Hopefully you’ve taken some time off since your last race, be that Nationals or the last race of your local series. If you’ve been really good, you’ve actually found another activity to occupy your time. At some point you’ll be drawn back to riding bikes, hopefully because they’re fun for you and because you enjoy riding and the process of training. I have been counseling clients about some common mistakes to avoid, and I am working on not repeating some myself. Let’s see if we can shorten your learning curve a bit with this article.
Moderate Your Indoor Training
First, whatever you are doing, do it in moderation. You’ve probably been off the bike for a while and you may be doing other activities like strength and mobility training. Don’t go from two weeks of relative inactivity to ten plus hours of on and off-bike work. You’ll be fresh and motivated enough that you won’t feel the effects of such a steep ramp up immediately. But eventually it will catch up with you, often in terms of an overuse injury like IT band issues or a strained back.
Ease into whatever you are doing and start with very modest goals. For the first few weeks back, I just like client to “check the box” X number of days per week. Be that cycling, yoga, weights, whatever, just be active for an hour a day for X days a week, say three to five. From there figure out a modest, sustainable increase in that activity level and stick to the program.
Next, there are the particulars of indoor and outdoor riding. If you are riding indoors, I have three recommendations for you. One is, again, to limit what you’re doing. If you’re on rollers (which are great!) or a non-Zwift connected trainer, you’re burning mental matches every time you get on. Keep that to a minimum; you’ve got many months to get in shape.

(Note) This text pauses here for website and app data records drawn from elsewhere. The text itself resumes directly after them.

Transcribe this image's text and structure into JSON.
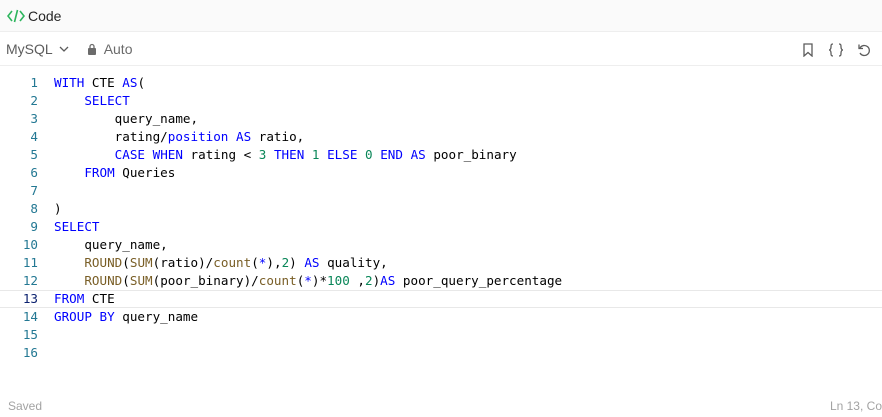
{
  "header": {
    "title": "Code",
    "icon": "code-icon",
    "icon_color": "#2db55d"
  },
  "toolbar": {
    "language": "MySQL",
    "mode": "Auto",
    "buttons": [
      "bookmark-icon",
      "braces-icon",
      "undo-icon"
    ]
  },
  "editor": {
    "lines": [
      {
        "n": "1",
        "tokens": [
          [
            "kw",
            "WITH"
          ],
          [
            "op",
            " CTE "
          ],
          [
            "kw",
            "AS"
          ],
          [
            "op",
            "("
          ]
        ]
      },
      {
        "n": "2",
        "tokens": [
          [
            "op",
            "    "
          ],
          [
            "kw",
            "SELECT"
          ]
        ]
      },
      {
        "n": "3",
        "tokens": [
          [
            "op",
            "        query_name,"
          ]
        ]
      },
      {
        "n": "4",
        "tokens": [
          [
            "op",
            "        rating/"
          ],
          [
            "kw",
            "position"
          ],
          [
            "op",
            " "
          ],
          [
            "kw",
            "AS"
          ],
          [
            "op",
            " ratio,"
          ]
        ]
      },
      {
        "n": "5",
        "tokens": [
          [
            "op",
            "        "
          ],
          [
            "kw",
            "CASE"
          ],
          [
            "op",
            " "
          ],
          [
            "kw",
            "WHEN"
          ],
          [
            "op",
            " rating < "
          ],
          [
            "num",
            "3"
          ],
          [
            "op",
            " "
          ],
          [
            "kw",
            "THEN"
          ],
          [
            "op",
            " "
          ],
          [
            "num",
            "1"
          ],
          [
            "op",
            " "
          ],
          [
            "kw",
            "ELSE"
          ],
          [
            "op",
            " "
          ],
          [
            "num",
            "0"
          ],
          [
            "op",
            " "
          ],
          [
            "kw",
            "END"
          ],
          [
            "op",
            " "
          ],
          [
            "kw",
            "AS"
          ],
          [
            "op",
            " poor_binary"
          ]
        ]
      },
      {
        "n": "6",
        "tokens": [
          [
            "op",
            "    "
          ],
          [
            "kw",
            "FROM"
          ],
          [
            "op",
            " Queries"
          ]
        ]
      },
      {
        "n": "7",
        "tokens": []
      },
      {
        "n": "8",
        "tokens": [
          [
            "op",
            ")"
          ]
        ]
      },
      {
        "n": "9",
        "tokens": [
          [
            "kw",
            "SELECT"
          ]
        ]
      },
      {
        "n": "10",
        "tokens": [
          [
            "op",
            "    query_name,"
          ]
        ]
      },
      {
        "n": "11",
        "tokens": [
          [
            "op",
            "    "
          ],
          [
            "fn",
            "ROUND"
          ],
          [
            "op",
            "("
          ],
          [
            "fn",
            "SUM"
          ],
          [
            "op",
            "(ratio)/"
          ],
          [
            "fn",
            "count"
          ],
          [
            "op",
            "("
          ],
          [
            "kw",
            "*"
          ],
          [
            "op",
            "),"
          ],
          [
            "num",
            "2"
          ],
          [
            "op",
            ") "
          ],
          [
            "kw",
            "AS"
          ],
          [
            "op",
            " quality,"
          ]
        ]
      },
      {
        "n": "12",
        "tokens": [
          [
            "op",
            "    "
          ],
          [
            "fn",
            "ROUND"
          ],
          [
            "op",
            "("
          ],
          [
            "fn",
            "SUM"
          ],
          [
            "op",
            "(poor_binary)/"
          ],
          [
            "fn",
            "count"
          ],
          [
            "op",
            "("
          ],
          [
            "kw",
            "*"
          ],
          [
            "op",
            ")*"
          ],
          [
            "num",
            "100"
          ],
          [
            "op",
            " ,"
          ],
          [
            "num",
            "2"
          ],
          [
            "op",
            ")"
          ],
          [
            "kw",
            "AS"
          ],
          [
            "op",
            " poor_query_percentage"
          ]
        ]
      },
      {
        "n": "13",
        "tokens": [
          [
            "kw",
            "FROM"
          ],
          [
            "op",
            " CTE"
          ]
        ],
        "active": true
      },
      {
        "n": "14",
        "tokens": [
          [
            "kw",
            "GROUP BY"
          ],
          [
            "op",
            " query_name"
          ]
        ]
      },
      {
        "n": "15",
        "tokens": []
      },
      {
        "n": "16",
        "tokens": []
      }
    ]
  },
  "status": {
    "saved": "Saved",
    "position": "Ln 13, Co"
  }
}
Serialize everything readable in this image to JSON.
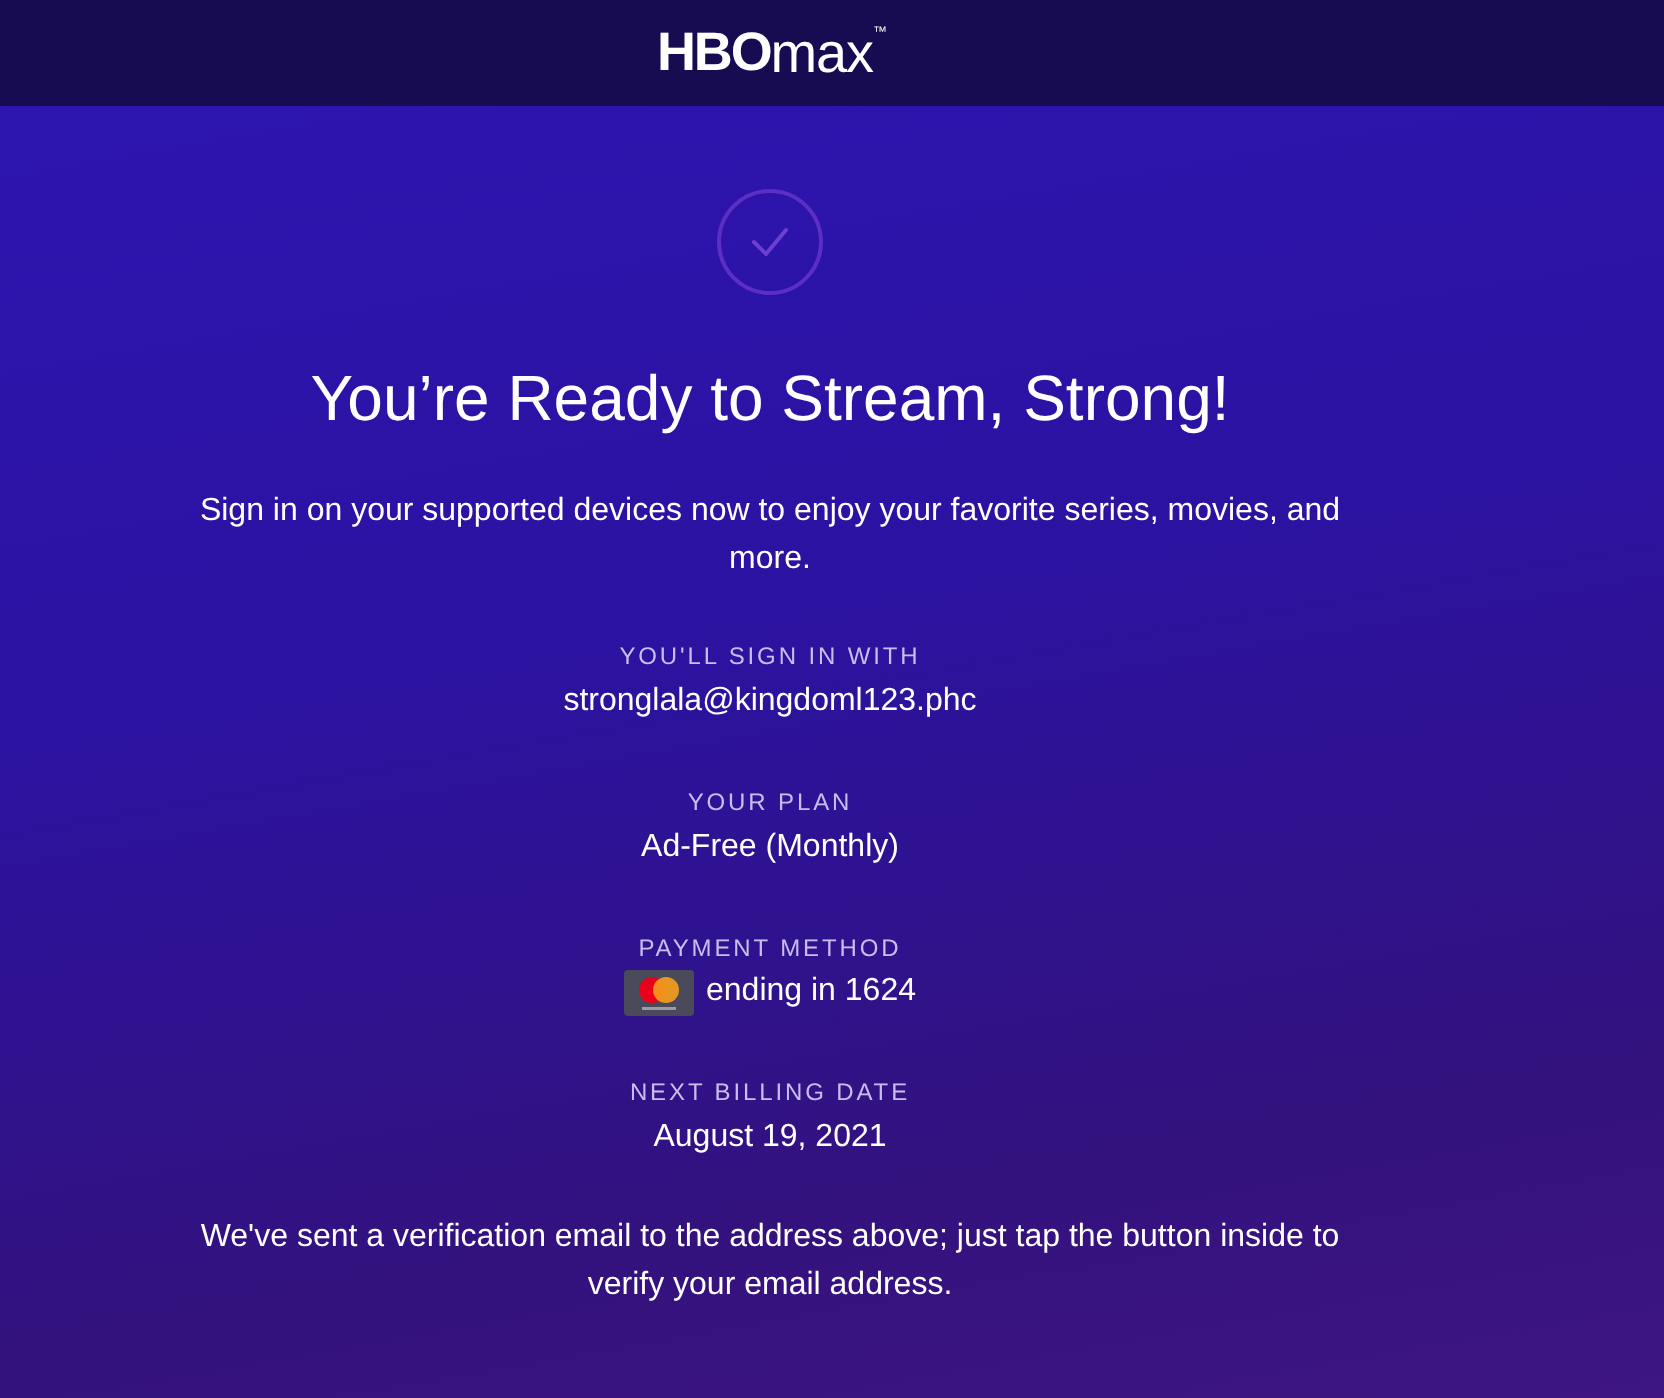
{
  "header": {
    "logo": {
      "brand": "HBO",
      "product": "max",
      "trademark": "™"
    }
  },
  "confirmation": {
    "title": "You’re Ready to Stream, Strong!",
    "message": "Sign in on your supported devices now to enjoy your favorite series, movies, and more."
  },
  "details": [
    {
      "kind": "text",
      "label": "YOU'LL SIGN IN WITH",
      "value": "stronglala@kingdoml123.phc"
    },
    {
      "kind": "text",
      "label": "YOUR PLAN",
      "value": "Ad-Free (Monthly)"
    },
    {
      "kind": "card",
      "label": "PAYMENT METHOD",
      "value": "ending in 1624"
    },
    {
      "kind": "text",
      "label": "NEXT BILLING DATE",
      "value": "August 19, 2021"
    }
  ],
  "footer_note": "We've sent a verification email to the address above; just tap the button inside to verify your email address."
}
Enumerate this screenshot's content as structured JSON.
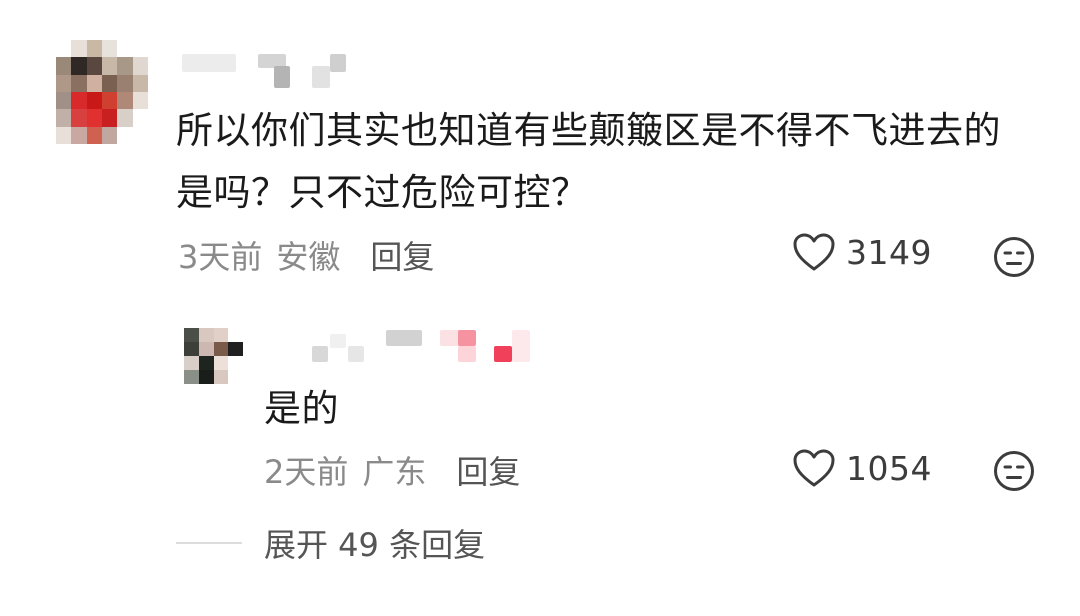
{
  "comment": {
    "text_line1": "所以你们其实也知道有些颠簸区是不得不飞进去的",
    "text_line2": "是吗？只不过危险可控？",
    "time": "3天前",
    "location": "安徽",
    "reply_label": "回复",
    "likes": "3149",
    "like_icon": "heart-outline",
    "dislike_icon": "neutral-face"
  },
  "reply": {
    "text": "是的",
    "time": "2天前",
    "location": "广东",
    "reply_label": "回复",
    "likes": "1054",
    "like_icon": "heart-outline",
    "dislike_icon": "neutral-face"
  },
  "expand": {
    "label": "展开 49 条回复"
  },
  "colors": {
    "text": "#1a1a1a",
    "meta": "#8a8a8a",
    "reply_link": "#555555",
    "icon": "#3c3c3c",
    "blur_pink": "#f07080"
  }
}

My general recommendation is no more than three times per week, no more than an hour at a time. If you’re on a Zwift-compatible trainer, training is less of a drag and I’d say three to four times per week. But there I would caution you against always racing. There’s a lot to be said for diminished intensity right now and not always going to the well with fight or flight.
Whatever you’re doing indoors, GET A FAN. Clients of mine are probably chuckling at this point as I am constantly banging the drum on this. For every one watt of power you are generating, you are dumping three as waste heat. So even at 100 watts, which is a very easy pace for almost anyone, you’re generating 300 as heat. That blotchy skin you get is blood pooling below the skin in an attempt to cool you. That blood should be going to working muscles, but it’s not.
In addition, you’re sweating buckets to cool but there’s no air moving over you to carry the heat away. What happens without a fan is that the same effort feels harder and harder when it’s actually not and your ability to produce power diminishes. Get the biggest fan you can blowing directly on your core. This is another reason to limit indoor workouts. Those fans can only do so much, and it’s a losing battle. Hours and hours on a trainer mean more compromised cooling.
*Click here for the rest of the article (and you’re going to want to read the rest).
Massive thanks to Coach Chris Mayhew and @cxmagazine.com!